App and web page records
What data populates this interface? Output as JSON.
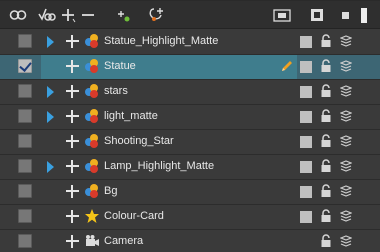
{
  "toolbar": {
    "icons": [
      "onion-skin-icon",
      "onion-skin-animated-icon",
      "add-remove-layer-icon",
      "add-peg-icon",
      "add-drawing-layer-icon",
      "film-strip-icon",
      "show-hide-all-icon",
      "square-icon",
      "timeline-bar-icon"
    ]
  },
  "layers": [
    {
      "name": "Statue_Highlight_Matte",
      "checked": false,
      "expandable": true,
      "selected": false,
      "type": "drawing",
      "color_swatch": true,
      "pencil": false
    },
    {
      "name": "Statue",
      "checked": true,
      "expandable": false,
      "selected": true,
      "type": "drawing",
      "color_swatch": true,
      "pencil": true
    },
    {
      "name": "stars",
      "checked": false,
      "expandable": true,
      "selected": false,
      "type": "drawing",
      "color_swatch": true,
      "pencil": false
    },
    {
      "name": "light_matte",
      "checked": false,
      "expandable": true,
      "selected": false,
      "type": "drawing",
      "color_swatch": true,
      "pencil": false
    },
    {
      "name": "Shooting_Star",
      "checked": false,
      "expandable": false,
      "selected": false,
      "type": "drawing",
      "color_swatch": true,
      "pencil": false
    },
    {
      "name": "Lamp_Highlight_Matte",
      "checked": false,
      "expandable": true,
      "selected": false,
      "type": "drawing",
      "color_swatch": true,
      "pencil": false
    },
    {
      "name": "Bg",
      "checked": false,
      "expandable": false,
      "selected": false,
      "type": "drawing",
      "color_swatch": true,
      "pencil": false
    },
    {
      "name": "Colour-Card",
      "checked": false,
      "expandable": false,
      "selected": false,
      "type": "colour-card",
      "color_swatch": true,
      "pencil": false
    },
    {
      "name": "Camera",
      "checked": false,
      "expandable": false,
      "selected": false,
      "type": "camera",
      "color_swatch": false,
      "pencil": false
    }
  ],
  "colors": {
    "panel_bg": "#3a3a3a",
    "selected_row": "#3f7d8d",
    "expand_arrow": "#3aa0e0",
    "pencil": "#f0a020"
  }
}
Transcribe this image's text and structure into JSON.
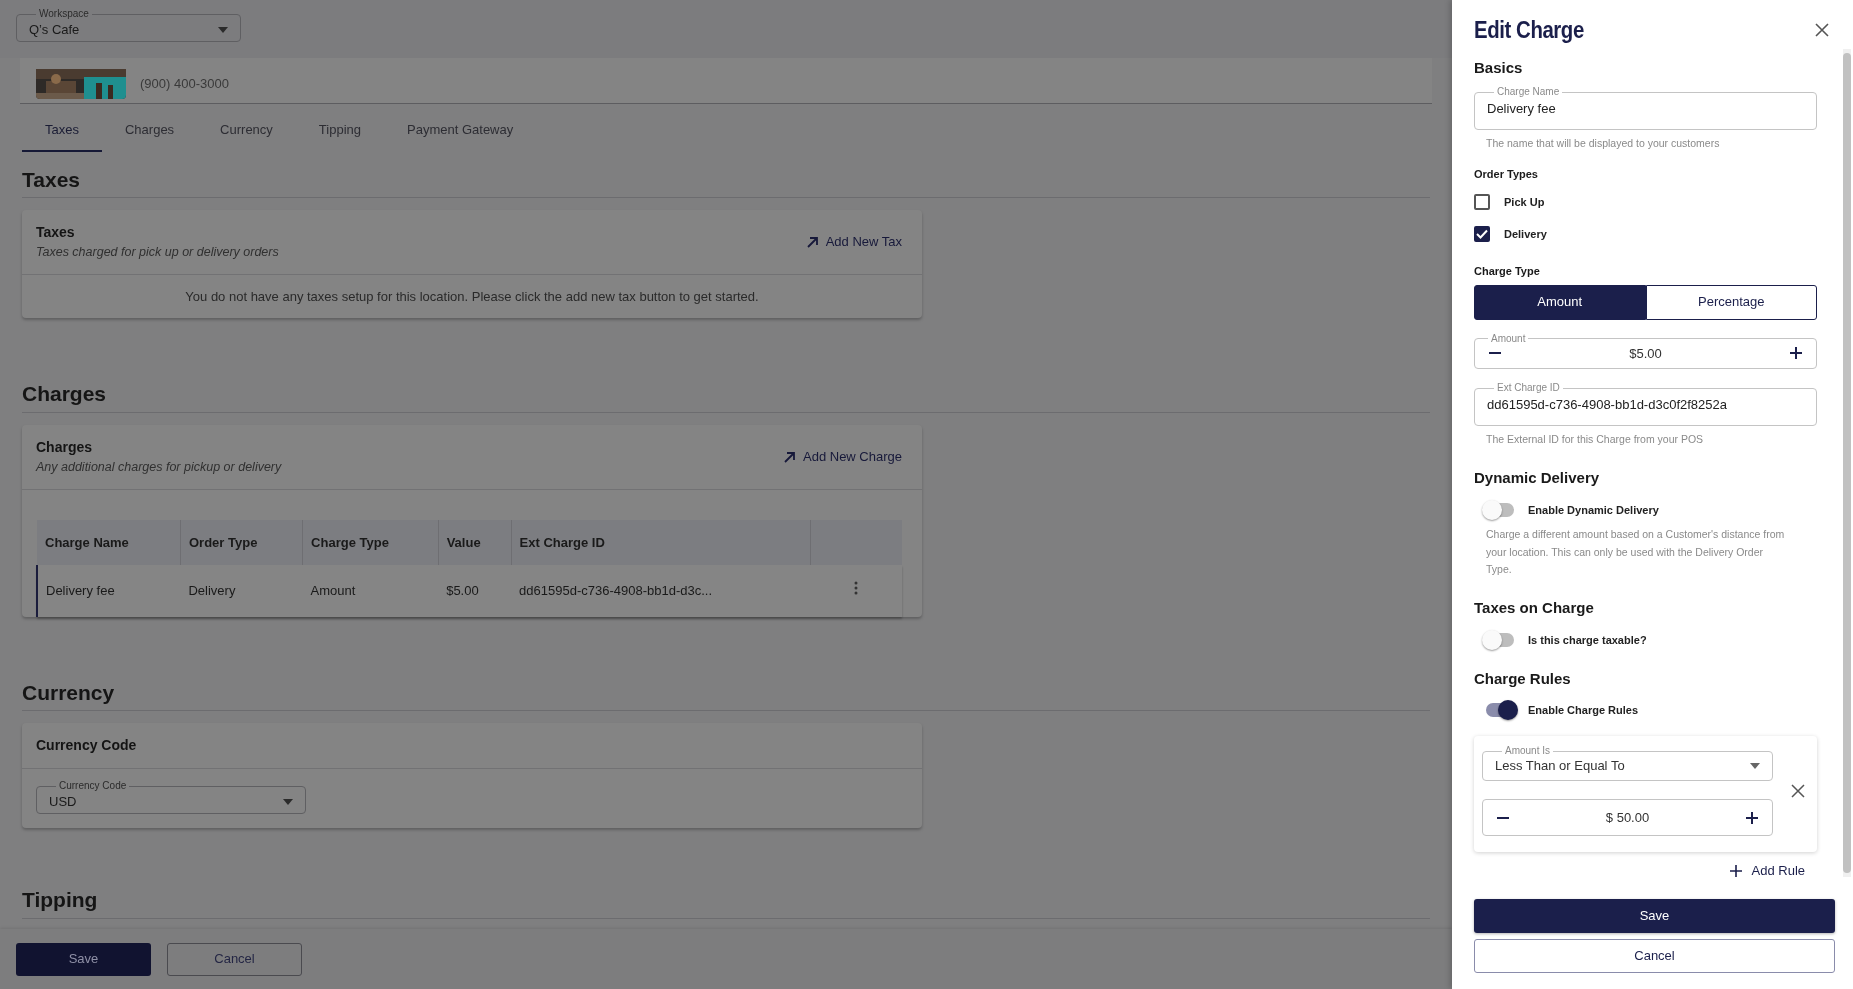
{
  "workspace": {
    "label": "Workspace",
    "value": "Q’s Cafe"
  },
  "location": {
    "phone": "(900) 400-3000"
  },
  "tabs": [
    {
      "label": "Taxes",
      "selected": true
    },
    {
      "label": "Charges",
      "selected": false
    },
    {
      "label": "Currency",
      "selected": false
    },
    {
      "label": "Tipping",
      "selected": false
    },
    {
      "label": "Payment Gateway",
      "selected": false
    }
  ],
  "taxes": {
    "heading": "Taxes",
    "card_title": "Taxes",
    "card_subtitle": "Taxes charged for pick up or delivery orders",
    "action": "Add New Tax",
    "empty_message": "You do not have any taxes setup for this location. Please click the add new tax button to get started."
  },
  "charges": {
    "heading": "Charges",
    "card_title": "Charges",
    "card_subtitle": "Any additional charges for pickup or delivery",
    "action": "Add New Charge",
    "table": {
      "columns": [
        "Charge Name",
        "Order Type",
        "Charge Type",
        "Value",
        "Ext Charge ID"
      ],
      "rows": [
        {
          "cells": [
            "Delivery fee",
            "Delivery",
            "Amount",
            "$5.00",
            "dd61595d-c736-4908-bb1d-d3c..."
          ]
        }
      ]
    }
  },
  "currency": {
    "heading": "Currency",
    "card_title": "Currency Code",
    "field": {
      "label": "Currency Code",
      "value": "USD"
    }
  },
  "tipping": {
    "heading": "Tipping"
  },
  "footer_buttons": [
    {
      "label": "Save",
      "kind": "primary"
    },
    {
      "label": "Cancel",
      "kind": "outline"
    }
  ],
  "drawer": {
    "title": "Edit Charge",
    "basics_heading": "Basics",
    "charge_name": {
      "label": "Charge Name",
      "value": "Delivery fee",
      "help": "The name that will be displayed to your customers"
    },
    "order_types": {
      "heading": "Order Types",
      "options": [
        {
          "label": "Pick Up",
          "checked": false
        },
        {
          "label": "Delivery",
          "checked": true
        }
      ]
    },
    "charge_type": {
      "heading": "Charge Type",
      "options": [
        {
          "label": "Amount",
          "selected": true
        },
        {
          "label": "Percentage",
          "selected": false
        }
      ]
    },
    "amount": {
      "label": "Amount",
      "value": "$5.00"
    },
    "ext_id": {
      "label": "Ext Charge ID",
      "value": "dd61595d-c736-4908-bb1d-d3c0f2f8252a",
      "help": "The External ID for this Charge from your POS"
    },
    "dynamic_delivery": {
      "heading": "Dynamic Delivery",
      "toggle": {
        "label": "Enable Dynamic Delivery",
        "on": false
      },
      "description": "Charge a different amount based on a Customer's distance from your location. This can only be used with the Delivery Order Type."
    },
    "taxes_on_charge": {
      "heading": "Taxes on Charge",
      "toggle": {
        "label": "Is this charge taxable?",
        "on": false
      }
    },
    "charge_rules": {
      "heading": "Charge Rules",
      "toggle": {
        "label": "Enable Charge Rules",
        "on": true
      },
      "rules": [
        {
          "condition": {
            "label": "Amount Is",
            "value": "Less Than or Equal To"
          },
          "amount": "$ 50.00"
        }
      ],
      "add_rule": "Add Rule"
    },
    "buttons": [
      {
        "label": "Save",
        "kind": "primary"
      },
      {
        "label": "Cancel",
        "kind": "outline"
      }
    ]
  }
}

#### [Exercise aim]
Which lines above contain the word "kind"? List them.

#### [Result]
      "kind": "primary"
      "kind": "outline"
        "kind": "primary"
        "kind": "outline"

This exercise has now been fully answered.